What is colon cancer? Colon cancer is the number two killer of both men and women in the United States and colorectal cancer is the third most common cancer affecting approximately 150,000 people each year. Although colon cancer has taken and affected the lives of so many, it is preventable and highly curable if caught and treated early on. With the necessary knowledge and preventative care, you can protect yourself from the disease.
The environment in the inner lining of the colon and rectum, also known as the colorectal tube, is conducive for the development of small tumors, called polyps. About one quarter of all adults over the age of 50 living in the U.S. will develop at least one colorectal polyp. Although most polyps are benign and can be removed, they can be precancerous. When the polyp is left untreated, the tumor can grow and the cancer can spread throughout the body.
Several warning signs that can help with early detection include:
Changes in bowel movements such as diarrhea, constipation, a feeling of not being able to completely empty the bowel, frequent bowel movements, rectal bleeding or rectal cramping
Unusual stool that is dark in color, bloody or long and thin (“pencil stools”)
Unexplained fatigue, anemia, extreme and sudden weight loss and/or loss of appetite
Abdominal pain or bloating
Pelvic discomfort (can indicate an advanced stage of the disease)
Since colorectal cancer can produce subtle or no symptoms, it often goes undetected. With an increased risk of colon cancer after the age of 50 and few warning signs, it is crucial that adults have regular colorectal screenings for prevention. If you have questions regarding the disease, symptoms or treatment, please consult your doctor.
The National Nutrition Month theme for 2015 is “Bite into a Healthy Lifestyle.” Understanding what is in food is the key to making informed and healthy choices, however front-of-package nutrition claims, ingredient lists and nutrition facts panels can make any food choice dizzying. Here are a few tips to make the task less daunting.
Instead of relying on front-of-package claims such as “made with real fruit” or “no trans fats,” start by looking at the ingredient list. The ingredient list is the listing of each ingredient in descending order of predominance. For example, if the “made with real fruit” product has corn syrup (a.k.a. sugar) listed as the first ingredient and strawberries are ninth, you can probably decipher that you’re not eating much real fruit. Also, foods can call themselves “trans-fat free” even if they contain up to a half a gram of trans fats.
Is your head swimming yet? Feel like you need a couple extra hours at the grocery store? Try this – skip label reading altogether by selecting whole foods with no labels like apples, tomatoes, broccoli, almonds and walnuts. These foods don’t come with labels because they are what they are – natural, healthy, whole foods.

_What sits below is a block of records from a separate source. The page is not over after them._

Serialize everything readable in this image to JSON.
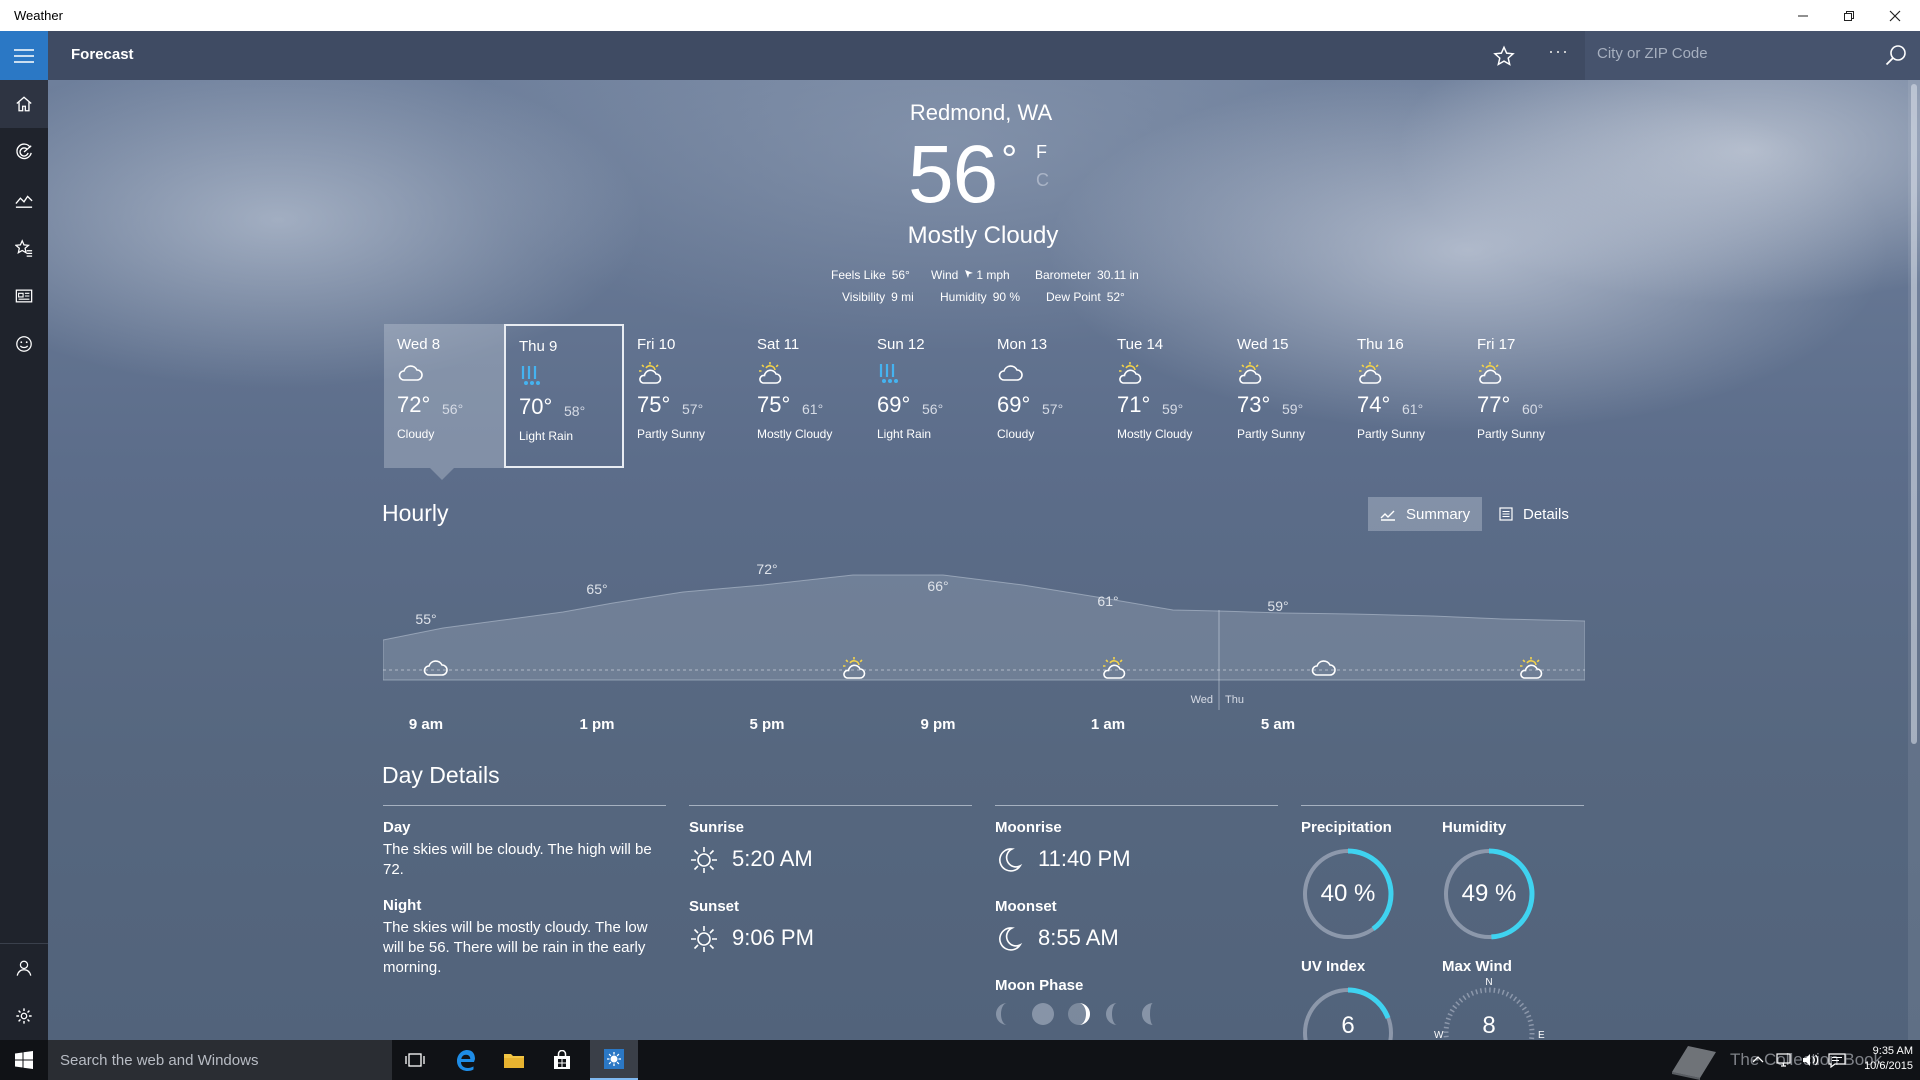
{
  "window": {
    "title": "Weather"
  },
  "header": {
    "section_title": "Forecast",
    "search_placeholder": "City or ZIP Code",
    "more": "···"
  },
  "current": {
    "location": "Redmond, WA",
    "temp": "56",
    "degree": "°",
    "unit_f": "F",
    "unit_c": "C",
    "condition": "Mostly Cloudy",
    "feels_like_label": "Feels Like",
    "feels_like": "56°",
    "wind_label": "Wind",
    "wind": "1 mph",
    "barometer_label": "Barometer",
    "barometer": "30.11 in",
    "visibility_label": "Visibility",
    "visibility": "9 mi",
    "humidity_label": "Humidity",
    "humidity": "90 %",
    "dewpoint_label": "Dew Point",
    "dewpoint": "52°"
  },
  "daily": [
    {
      "day": "Wed 8",
      "hi": "72°",
      "lo": "56°",
      "cond": "Cloudy",
      "icon": "cloud-icon"
    },
    {
      "day": "Thu 9",
      "hi": "70°",
      "lo": "58°",
      "cond": "Light Rain",
      "icon": "rain-icon"
    },
    {
      "day": "Fri 10",
      "hi": "75°",
      "lo": "57°",
      "cond": "Partly Sunny",
      "icon": "partly-sunny-icon"
    },
    {
      "day": "Sat 11",
      "hi": "75°",
      "lo": "61°",
      "cond": "Mostly Cloudy",
      "icon": "partly-sunny-icon"
    },
    {
      "day": "Sun 12",
      "hi": "69°",
      "lo": "56°",
      "cond": "Light Rain",
      "icon": "rain-icon"
    },
    {
      "day": "Mon 13",
      "hi": "69°",
      "lo": "57°",
      "cond": "Cloudy",
      "icon": "cloud-icon"
    },
    {
      "day": "Tue 14",
      "hi": "71°",
      "lo": "59°",
      "cond": "Mostly Cloudy",
      "icon": "partly-sunny-icon"
    },
    {
      "day": "Wed 15",
      "hi": "73°",
      "lo": "59°",
      "cond": "Partly Sunny",
      "icon": "partly-sunny-icon"
    },
    {
      "day": "Thu 16",
      "hi": "74°",
      "lo": "61°",
      "cond": "Partly Sunny",
      "icon": "partly-sunny-icon"
    },
    {
      "day": "Fri 17",
      "hi": "77°",
      "lo": "60°",
      "cond": "Partly Sunny",
      "icon": "partly-sunny-icon"
    }
  ],
  "hourly": {
    "title": "Hourly",
    "summary_label": "Summary",
    "details_label": "Details",
    "temps": [
      "55°",
      "65°",
      "72°",
      "66°",
      "61°",
      "59°"
    ],
    "times": [
      "9 am",
      "1 pm",
      "5 pm",
      "9 pm",
      "1 am",
      "5 am"
    ],
    "day_marker_left": "Wed",
    "day_marker_right": "Thu"
  },
  "details": {
    "title": "Day Details",
    "day_label": "Day",
    "day_text": "The skies will be cloudy. The high will be 72.",
    "night_label": "Night",
    "night_text": "The skies will be mostly cloudy. The low will be 56. There will be rain in the early morning.",
    "sunrise_label": "Sunrise",
    "sunrise": "5:20 AM",
    "sunset_label": "Sunset",
    "sunset": "9:06 PM",
    "moonrise_label": "Moonrise",
    "moonrise": "11:40 PM",
    "moonset_label": "Moonset",
    "moonset": "8:55 AM",
    "moonphase_label": "Moon Phase",
    "precip_label": "Precipitation",
    "precip": "40 %",
    "precip_fraction": 0.4,
    "humidity_label": "Humidity",
    "humidity": "49 %",
    "humidity_fraction": 0.49,
    "uv_label": "UV Index",
    "uv": "6",
    "wind_label": "Max Wind",
    "wind": "8",
    "compass_n": "N",
    "compass_w": "W",
    "compass_e": "E"
  },
  "taskbar": {
    "search_placeholder": "Search the web and Windows",
    "time": "9:35 AM",
    "date": "10/6/2015",
    "watermark": "The Collection Book"
  },
  "colors": {
    "accent": "#2b78c5",
    "ring": "#3fd3f0",
    "rain": "#45b3f0",
    "sun": "#f3d34a"
  }
}
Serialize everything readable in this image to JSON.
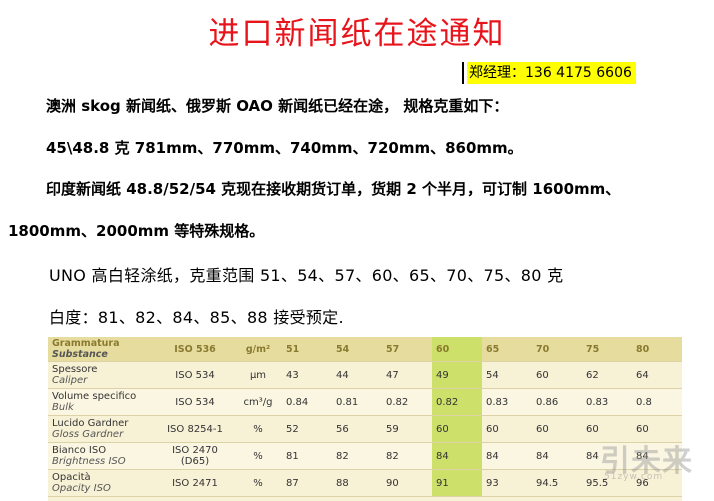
{
  "title": "进口新闻纸在途通知",
  "contact": "郑经理：136 4175 6606",
  "paragraphs": {
    "l1": "澳洲 skog 新闻纸、俄罗斯 OAO 新闻纸已经在途， 规格克重如下：",
    "l2": "45\\48.8 克 781mm、770mm、740mm、720mm、860mm。",
    "l3": "印度新闻纸    48.8/52/54 克现在接收期货订单，货期 2 个半月，可订制 1600mm、",
    "l4": "1800mm、2000mm 等特殊规格。",
    "l5": "UNO 高白轻涂纸，克重范围 51、54、57、60、65、70、75、80 克",
    "l6": "白度：81、82、84、85、88 接受预定."
  },
  "table": {
    "header": {
      "prop": "Grammatura",
      "prop_en": "Substance",
      "std": "ISO 536",
      "unit": "g/m²",
      "values": [
        "51",
        "54",
        "57",
        "60",
        "65",
        "70",
        "75",
        "80"
      ]
    },
    "rows": [
      {
        "prop": "Spessore",
        "prop_en": "Caliper",
        "std": "ISO 534",
        "unit": "μm",
        "values": [
          "43",
          "44",
          "47",
          "49",
          "54",
          "60",
          "62",
          "64"
        ]
      },
      {
        "prop": "Volume specifico",
        "prop_en": "Bulk",
        "std": "ISO 534",
        "unit": "cm³/g",
        "values": [
          "0.84",
          "0.81",
          "0.82",
          "0.82",
          "0.83",
          "0.86",
          "0.83",
          "0.8"
        ]
      },
      {
        "prop": "Lucido Gardner",
        "prop_en": "Gloss Gardner",
        "std": "ISO 8254-1",
        "unit": "%",
        "values": [
          "52",
          "56",
          "59",
          "60",
          "60",
          "60",
          "60",
          "60"
        ]
      },
      {
        "prop": "Bianco ISO",
        "prop_en": "Brightness ISO",
        "std": "ISO 2470 (D65)",
        "unit": "%",
        "values": [
          "81",
          "82",
          "82",
          "84",
          "84",
          "84",
          "84",
          "84"
        ]
      },
      {
        "prop": "Opacità",
        "prop_en": "Opacity ISO",
        "std": "ISO 2471",
        "unit": "%",
        "values": [
          "87",
          "88",
          "90",
          "91",
          "93",
          "94.5",
          "95.5",
          "96"
        ]
      }
    ],
    "highlight_column": 3,
    "highlight_color": "#cde06a"
  },
  "watermark": {
    "text": "引未来",
    "url": "51zyw.com"
  }
}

For more information and recipes featured in National Nutrition Month, visit NationalNutritionMonth.org
With heart disease as the number one cause of death for both American men and women, it is important to know all the facts. The first step in protecting you and your loved ones is heart health education.
What is heart disease?
Heart disease encompasses a number of conditions, such as arrhythmias, cardiomyopathy (heart muscle disease), heart valve disease, atrial fibrillation, congenital heart disease, cardiomegaly (enlarged heart) and much more. However, the most common type is coronary heart disease (CHD), also known as coronary artery disease (CAD), which happens when the coronary arteries are either narrow or blocked with a build up of plaque.
Plaque can be caused by a number of things, but the most common culprits are fat and cholesterol in the blood, smoking, too much sugar in the blood and high blood pressure. When the plaque builds up in an artery it can prevent the flow of blood to the heart, which ultimately can cause chest pain or a heart attack.
Although there are many things that can increase your risk; diet, exercise, stress and smoking habits are the most common contributors. It is important to keep these factors in check using preventative care.
Age, gender and family history can also impact your likelihood of heart disease. Though these factors cannot be controlled, it is important to be aware of them and whether or not you fall in any of the following high-risk categories:
Man over age 45
Woman over age 55
Individual with a father or brother that had heart disease before age 55
Individual with a mother or sister that had heart disease before age 65
Many symptoms are subtle and often go undetected until it is too late. Consult a doctor if you have risk factors for heart disease and/or experience any of the following symptoms:
Chest pain (angina)
Shortness of breath
For more information regarding heart disease, risk factors and symptoms, please consult your physician.